> [REQUIRED WORK] For each entry, output its words exactly and leave any picture behind.

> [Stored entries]
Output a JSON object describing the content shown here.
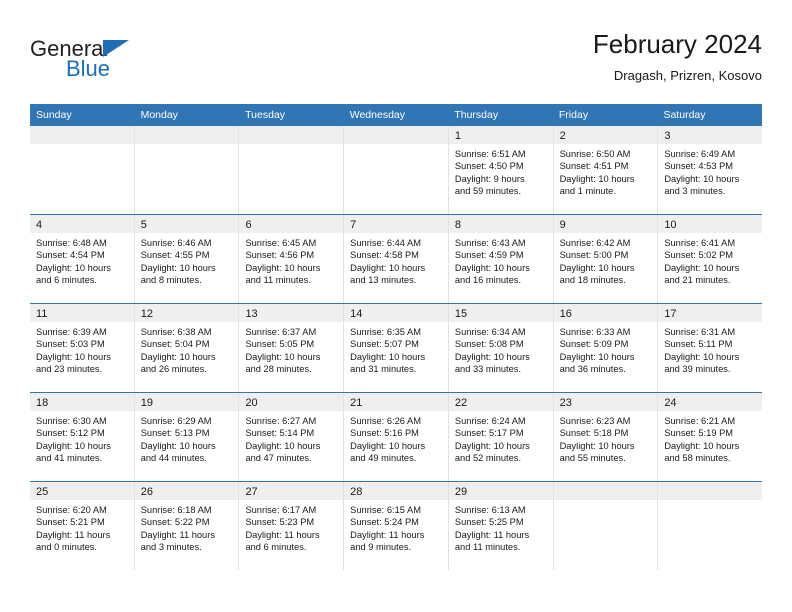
{
  "brand": {
    "name_top": "General",
    "name_bottom": "Blue",
    "triangle_icon": "triangle-icon",
    "accent_color": "#1f6eb5"
  },
  "header": {
    "title": "February 2024",
    "subtitle": "Dragash, Prizren, Kosovo"
  },
  "theme": {
    "header_blue": "#3275b5",
    "day_band_gray": "#efefef",
    "cell_border": "#e2e2e2",
    "text": "#1a1a1a"
  },
  "weekdays": [
    "Sunday",
    "Monday",
    "Tuesday",
    "Wednesday",
    "Thursday",
    "Friday",
    "Saturday"
  ],
  "weeks": [
    [
      {
        "day": "",
        "lines": []
      },
      {
        "day": "",
        "lines": []
      },
      {
        "day": "",
        "lines": []
      },
      {
        "day": "",
        "lines": []
      },
      {
        "day": "1",
        "lines": [
          "Sunrise: 6:51 AM",
          "Sunset: 4:50 PM",
          "Daylight: 9 hours",
          "and 59 minutes."
        ]
      },
      {
        "day": "2",
        "lines": [
          "Sunrise: 6:50 AM",
          "Sunset: 4:51 PM",
          "Daylight: 10 hours",
          "and 1 minute."
        ]
      },
      {
        "day": "3",
        "lines": [
          "Sunrise: 6:49 AM",
          "Sunset: 4:53 PM",
          "Daylight: 10 hours",
          "and 3 minutes."
        ]
      }
    ],
    [
      {
        "day": "4",
        "lines": [
          "Sunrise: 6:48 AM",
          "Sunset: 4:54 PM",
          "Daylight: 10 hours",
          "and 6 minutes."
        ]
      },
      {
        "day": "5",
        "lines": [
          "Sunrise: 6:46 AM",
          "Sunset: 4:55 PM",
          "Daylight: 10 hours",
          "and 8 minutes."
        ]
      },
      {
        "day": "6",
        "lines": [
          "Sunrise: 6:45 AM",
          "Sunset: 4:56 PM",
          "Daylight: 10 hours",
          "and 11 minutes."
        ]
      },
      {
        "day": "7",
        "lines": [
          "Sunrise: 6:44 AM",
          "Sunset: 4:58 PM",
          "Daylight: 10 hours",
          "and 13 minutes."
        ]
      },
      {
        "day": "8",
        "lines": [
          "Sunrise: 6:43 AM",
          "Sunset: 4:59 PM",
          "Daylight: 10 hours",
          "and 16 minutes."
        ]
      },
      {
        "day": "9",
        "lines": [
          "Sunrise: 6:42 AM",
          "Sunset: 5:00 PM",
          "Daylight: 10 hours",
          "and 18 minutes."
        ]
      },
      {
        "day": "10",
        "lines": [
          "Sunrise: 6:41 AM",
          "Sunset: 5:02 PM",
          "Daylight: 10 hours",
          "and 21 minutes."
        ]
      }
    ],
    [
      {
        "day": "11",
        "lines": [
          "Sunrise: 6:39 AM",
          "Sunset: 5:03 PM",
          "Daylight: 10 hours",
          "and 23 minutes."
        ]
      },
      {
        "day": "12",
        "lines": [
          "Sunrise: 6:38 AM",
          "Sunset: 5:04 PM",
          "Daylight: 10 hours",
          "and 26 minutes."
        ]
      },
      {
        "day": "13",
        "lines": [
          "Sunrise: 6:37 AM",
          "Sunset: 5:05 PM",
          "Daylight: 10 hours",
          "and 28 minutes."
        ]
      },
      {
        "day": "14",
        "lines": [
          "Sunrise: 6:35 AM",
          "Sunset: 5:07 PM",
          "Daylight: 10 hours",
          "and 31 minutes."
        ]
      },
      {
        "day": "15",
        "lines": [
          "Sunrise: 6:34 AM",
          "Sunset: 5:08 PM",
          "Daylight: 10 hours",
          "and 33 minutes."
        ]
      },
      {
        "day": "16",
        "lines": [
          "Sunrise: 6:33 AM",
          "Sunset: 5:09 PM",
          "Daylight: 10 hours",
          "and 36 minutes."
        ]
      },
      {
        "day": "17",
        "lines": [
          "Sunrise: 6:31 AM",
          "Sunset: 5:11 PM",
          "Daylight: 10 hours",
          "and 39 minutes."
        ]
      }
    ],
    [
      {
        "day": "18",
        "lines": [
          "Sunrise: 6:30 AM",
          "Sunset: 5:12 PM",
          "Daylight: 10 hours",
          "and 41 minutes."
        ]
      },
      {
        "day": "19",
        "lines": [
          "Sunrise: 6:29 AM",
          "Sunset: 5:13 PM",
          "Daylight: 10 hours",
          "and 44 minutes."
        ]
      },
      {
        "day": "20",
        "lines": [
          "Sunrise: 6:27 AM",
          "Sunset: 5:14 PM",
          "Daylight: 10 hours",
          "and 47 minutes."
        ]
      },
      {
        "day": "21",
        "lines": [
          "Sunrise: 6:26 AM",
          "Sunset: 5:16 PM",
          "Daylight: 10 hours",
          "and 49 minutes."
        ]
      },
      {
        "day": "22",
        "lines": [
          "Sunrise: 6:24 AM",
          "Sunset: 5:17 PM",
          "Daylight: 10 hours",
          "and 52 minutes."
        ]
      },
      {
        "day": "23",
        "lines": [
          "Sunrise: 6:23 AM",
          "Sunset: 5:18 PM",
          "Daylight: 10 hours",
          "and 55 minutes."
        ]
      },
      {
        "day": "24",
        "lines": [
          "Sunrise: 6:21 AM",
          "Sunset: 5:19 PM",
          "Daylight: 10 hours",
          "and 58 minutes."
        ]
      }
    ],
    [
      {
        "day": "25",
        "lines": [
          "Sunrise: 6:20 AM",
          "Sunset: 5:21 PM",
          "Daylight: 11 hours",
          "and 0 minutes."
        ]
      },
      {
        "day": "26",
        "lines": [
          "Sunrise: 6:18 AM",
          "Sunset: 5:22 PM",
          "Daylight: 11 hours",
          "and 3 minutes."
        ]
      },
      {
        "day": "27",
        "lines": [
          "Sunrise: 6:17 AM",
          "Sunset: 5:23 PM",
          "Daylight: 11 hours",
          "and 6 minutes."
        ]
      },
      {
        "day": "28",
        "lines": [
          "Sunrise: 6:15 AM",
          "Sunset: 5:24 PM",
          "Daylight: 11 hours",
          "and 9 minutes."
        ]
      },
      {
        "day": "29",
        "lines": [
          "Sunrise: 6:13 AM",
          "Sunset: 5:25 PM",
          "Daylight: 11 hours",
          "and 11 minutes."
        ]
      },
      {
        "day": "",
        "lines": []
      },
      {
        "day": "",
        "lines": []
      }
    ]
  ]
}
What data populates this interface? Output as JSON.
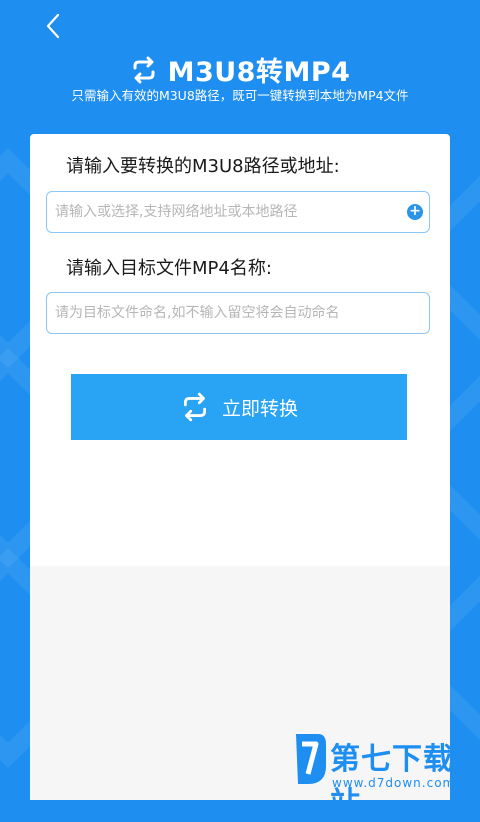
{
  "header": {
    "title": "M3U8转MP4",
    "subtitle": "只需输入有效的M3U8路径，既可一键转换到本地为MP4文件"
  },
  "form": {
    "source_label": "请输入要转换的M3U8路径或地址:",
    "source_placeholder": "请输入或选择,支持网络地址或本地路径",
    "target_label": "请输入目标文件MP4名称:",
    "target_placeholder": "请为目标文件命名,如不输入留空将会自动命名",
    "convert_label": "立即转换"
  },
  "watermark": {
    "title": "第七下载站",
    "url": "www.d7down.com"
  },
  "icons": {
    "back": "chevron-left-icon",
    "title": "repeat-icon",
    "add": "plus-circle-icon",
    "convert": "repeat-icon"
  },
  "colors": {
    "primary": "#1e8ef0",
    "button": "#29a3f3",
    "input_border": "#8bc6f5"
  }
}
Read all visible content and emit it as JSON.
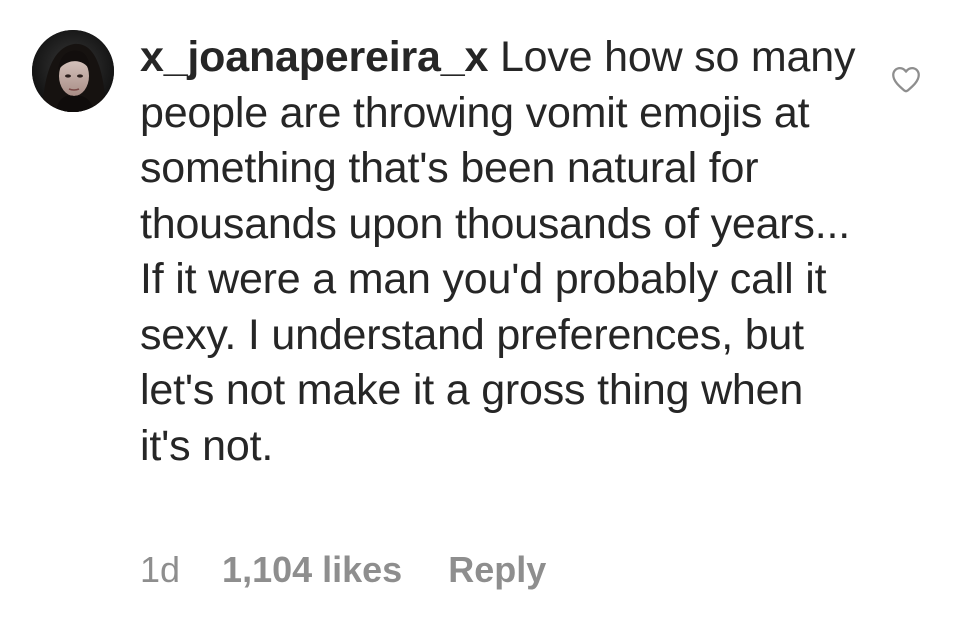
{
  "comment": {
    "username": "x_joanapereira_x",
    "text": "Love how so many people are throwing vomit emojis at something that's been natural for thousands upon thousands of years... If it were a man you'd probably call it sexy. I understand preferences, but let's not make it a gross thing when it's not.",
    "time": "1d",
    "likes": "1,104 likes",
    "reply_label": "Reply",
    "like_icon": "heart-outline-icon"
  },
  "colors": {
    "text": "#262626",
    "meta": "#8e8e8e",
    "icon": "#8e8e8e",
    "background": "#ffffff"
  }
}
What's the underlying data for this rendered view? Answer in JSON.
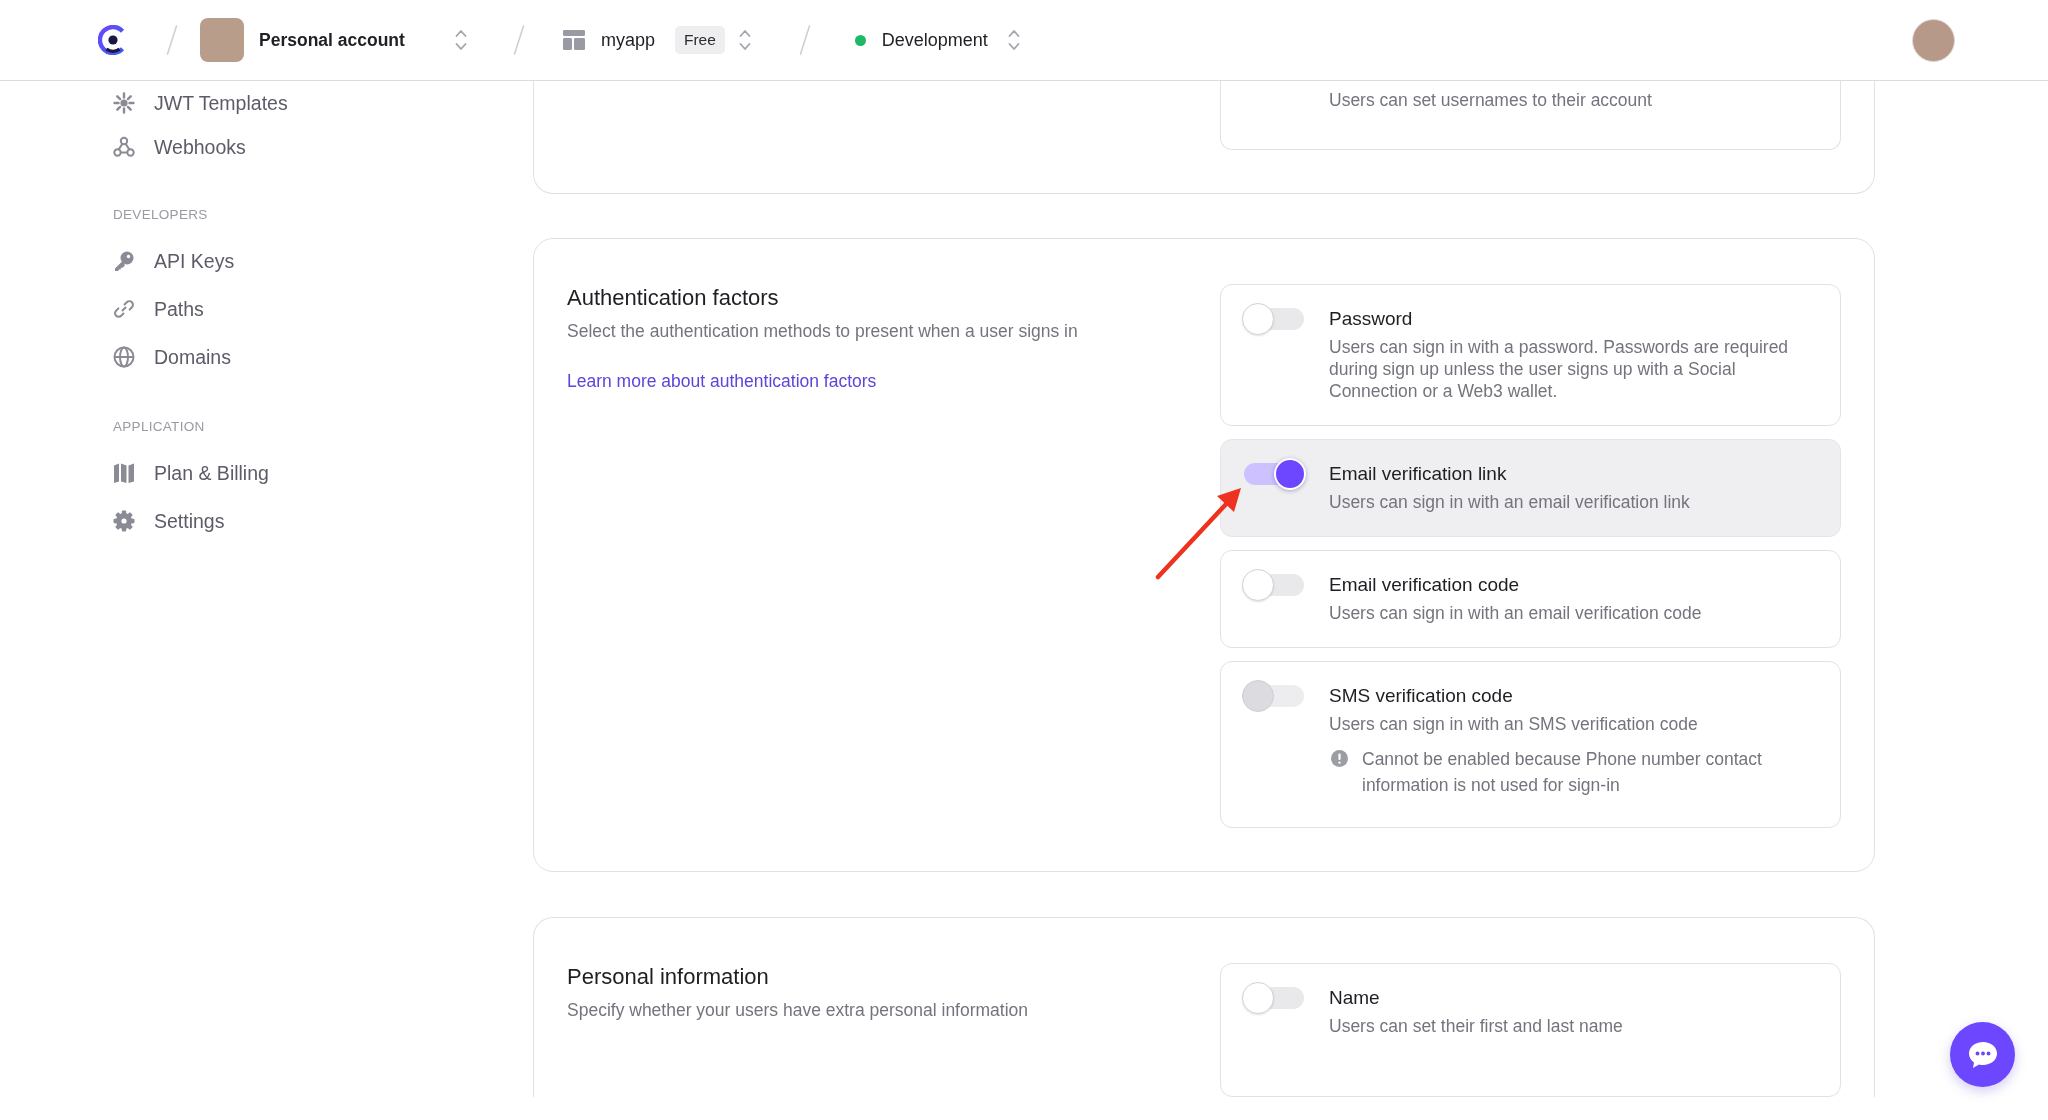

> [RESULT FOR THIS EXERCISE]
Output a JSON object describing the content shown here.
{
  "brand": {
    "name_top": "General",
    "name_bottom": "Blue",
    "triangle_icon": "triangle-icon",
    "accent_color": "#1f6eb5"
  },
  "header": {
    "title": "February 2024",
    "subtitle": "Dragash, Prizren, Kosovo"
  },
  "theme": {
    "header_blue": "#3275b5",
    "day_band_gray": "#efefef",
    "cell_border": "#e2e2e2",
    "text": "#1a1a1a"
  },
  "weekdays": [
    "Sunday",
    "Monday",
    "Tuesday",
    "Wednesday",
    "Thursday",
    "Friday",
    "Saturday"
  ],
  "weeks": [
    [
      {
        "day": "",
        "lines": []
      },
      {
        "day": "",
        "lines": []
      },
      {
        "day": "",
        "lines": []
      },
      {
        "day": "",
        "lines": []
      },
      {
        "day": "1",
        "lines": [
          "Sunrise: 6:51 AM",
          "Sunset: 4:50 PM",
          "Daylight: 9 hours",
          "and 59 minutes."
        ]
      },
      {
        "day": "2",
        "lines": [
          "Sunrise: 6:50 AM",
          "Sunset: 4:51 PM",
          "Daylight: 10 hours",
          "and 1 minute."
        ]
      },
      {
        "day": "3",
        "lines": [
          "Sunrise: 6:49 AM",
          "Sunset: 4:53 PM",
          "Daylight: 10 hours",
          "and 3 minutes."
        ]
      }
    ],
    [
      {
        "day": "4",
        "lines": [
          "Sunrise: 6:48 AM",
          "Sunset: 4:54 PM",
          "Daylight: 10 hours",
          "and 6 minutes."
        ]
      },
      {
        "day": "5",
        "lines": [
          "Sunrise: 6:46 AM",
          "Sunset: 4:55 PM",
          "Daylight: 10 hours",
          "and 8 minutes."
        ]
      },
      {
        "day": "6",
        "lines": [
          "Sunrise: 6:45 AM",
          "Sunset: 4:56 PM",
          "Daylight: 10 hours",
          "and 11 minutes."
        ]
      },
      {
        "day": "7",
        "lines": [
          "Sunrise: 6:44 AM",
          "Sunset: 4:58 PM",
          "Daylight: 10 hours",
          "and 13 minutes."
        ]
      },
      {
        "day": "8",
        "lines": [
          "Sunrise: 6:43 AM",
          "Sunset: 4:59 PM",
          "Daylight: 10 hours",
          "and 16 minutes."
        ]
      },
      {
        "day": "9",
        "lines": [
          "Sunrise: 6:42 AM",
          "Sunset: 5:00 PM",
          "Daylight: 10 hours",
          "and 18 minutes."
        ]
      },
      {
        "day": "10",
        "lines": [
          "Sunrise: 6:41 AM",
          "Sunset: 5:02 PM",
          "Daylight: 10 hours",
          "and 21 minutes."
        ]
      }
    ],
    [
      {
        "day": "11",
        "lines": [
          "Sunrise: 6:39 AM",
          "Sunset: 5:03 PM",
          "Daylight: 10 hours",
          "and 23 minutes."
        ]
      },
      {
        "day": "12",
        "lines": [
          "Sunrise: 6:38 AM",
          "Sunset: 5:04 PM",
          "Daylight: 10 hours",
          "and 26 minutes."
        ]
      },
      {
        "day": "13",
        "lines": [
          "Sunrise: 6:37 AM",
          "Sunset: 5:05 PM",
          "Daylight: 10 hours",
          "and 28 minutes."
        ]
      },
      {
        "day": "14",
        "lines": [
          "Sunrise: 6:35 AM",
          "Sunset: 5:07 PM",
          "Daylight: 10 hours",
          "and 31 minutes."
        ]
      },
      {
        "day": "15",
        "lines": [
          "Sunrise: 6:34 AM",
          "Sunset: 5:08 PM",
          "Daylight: 10 hours",
          "and 33 minutes."
        ]
      },
      {
        "day": "16",
        "lines": [
          "Sunrise: 6:33 AM",
          "Sunset: 5:09 PM",
          "Daylight: 10 hours",
          "and 36 minutes."
        ]
      },
      {
        "day": "17",
        "lines": [
          "Sunrise: 6:31 AM",
          "Sunset: 5:11 PM",
          "Daylight: 10 hours",
          "and 39 minutes."
        ]
      }
    ],
    [
      {
        "day": "18",
        "lines": [
          "Sunrise: 6:30 AM",
          "Sunset: 5:12 PM",
          "Daylight: 10 hours",
          "and 41 minutes."
        ]
      },
      {
        "day": "19",
        "lines": [
          "Sunrise: 6:29 AM",
          "Sunset: 5:13 PM",
          "Daylight: 10 hours",
          "and 44 minutes."
        ]
      },
      {
        "day": "20",
        "lines": [
          "Sunrise: 6:27 AM",
          "Sunset: 5:14 PM",
          "Daylight: 10 hours",
          "and 47 minutes."
        ]
      },
      {
        "day": "21",
        "lines": [
          "Sunrise: 6:26 AM",
          "Sunset: 5:16 PM",
          "Daylight: 10 hours",
          "and 49 minutes."
        ]
      },
      {
        "day": "22",
        "lines": [
          "Sunrise: 6:24 AM",
          "Sunset: 5:17 PM",
          "Daylight: 10 hours",
          "and 52 minutes."
        ]
      },
      {
        "day": "23",
        "lines": [
          "Sunrise: 6:23 AM",
          "Sunset: 5:18 PM",
          "Daylight: 10 hours",
          "and 55 minutes."
        ]
      },
      {
        "day": "24",
        "lines": [
          "Sunrise: 6:21 AM",
          "Sunset: 5:19 PM",
          "Daylight: 10 hours",
          "and 58 minutes."
        ]
      }
    ],
    [
      {
        "day": "25",
        "lines": [
          "Sunrise: 6:20 AM",
          "Sunset: 5:21 PM",
          "Daylight: 11 hours",
          "and 0 minutes."
        ]
      },
      {
        "day": "26",
        "lines": [
          "Sunrise: 6:18 AM",
          "Sunset: 5:22 PM",
          "Daylight: 11 hours",
          "and 3 minutes."
        ]
      },
      {
        "day": "27",
        "lines": [
          "Sunrise: 6:17 AM",
          "Sunset: 5:23 PM",
          "Daylight: 11 hours",
          "and 6 minutes."
        ]
      },
      {
        "day": "28",
        "lines": [
          "Sunrise: 6:15 AM",
          "Sunset: 5:24 PM",
          "Daylight: 11 hours",
          "and 9 minutes."
        ]
      },
      {
        "day": "29",
        "lines": [
          "Sunrise: 6:13 AM",
          "Sunset: 5:25 PM",
          "Daylight: 11 hours",
          "and 11 minutes."
        ]
      },
      {
        "day": "",
        "lines": []
      },
      {
        "day": "",
        "lines": []
      }
    ]
  ]
}
What data populates this interface? Output as JSON.
{
  "header": {
    "title": "M3U8转MP4",
    "subtitle": "只需输入有效的M3U8路径，既可一键转换到本地为MP4文件"
  },
  "form": {
    "source_label": "请输入要转换的M3U8路径或地址:",
    "source_placeholder": "请输入或选择,支持网络地址或本地路径",
    "target_label": "请输入目标文件MP4名称:",
    "target_placeholder": "请为目标文件命名,如不输入留空将会自动命名",
    "convert_label": "立即转换"
  },
  "watermark": {
    "title": "第七下载站",
    "url": "www.d7down.com"
  },
  "icons": {
    "back": "chevron-left-icon",
    "title": "repeat-icon",
    "add": "plus-circle-icon",
    "convert": "repeat-icon"
  },
  "colors": {
    "primary": "#1e8ef0",
    "button": "#29a3f3",
    "input_border": "#8bc6f5"
  }
}
Read all visible content and emit it as JSON.
{
  "comment": {
    "username": "x_joanapereira_x",
    "text": "Love how so many people are throwing vomit emojis at something that's been natural for thousands upon thousands of years... If it were a man you'd probably call it sexy. I understand preferences, but let's not make it a gross thing when it's not.",
    "time": "1d",
    "likes": "1,104 likes",
    "reply_label": "Reply",
    "like_icon": "heart-outline-icon"
  },
  "colors": {
    "text": "#262626",
    "meta": "#8e8e8e",
    "icon": "#8e8e8e",
    "background": "#ffffff"
  }
}
What's the underlying data for this rendered view? Answer in JSON.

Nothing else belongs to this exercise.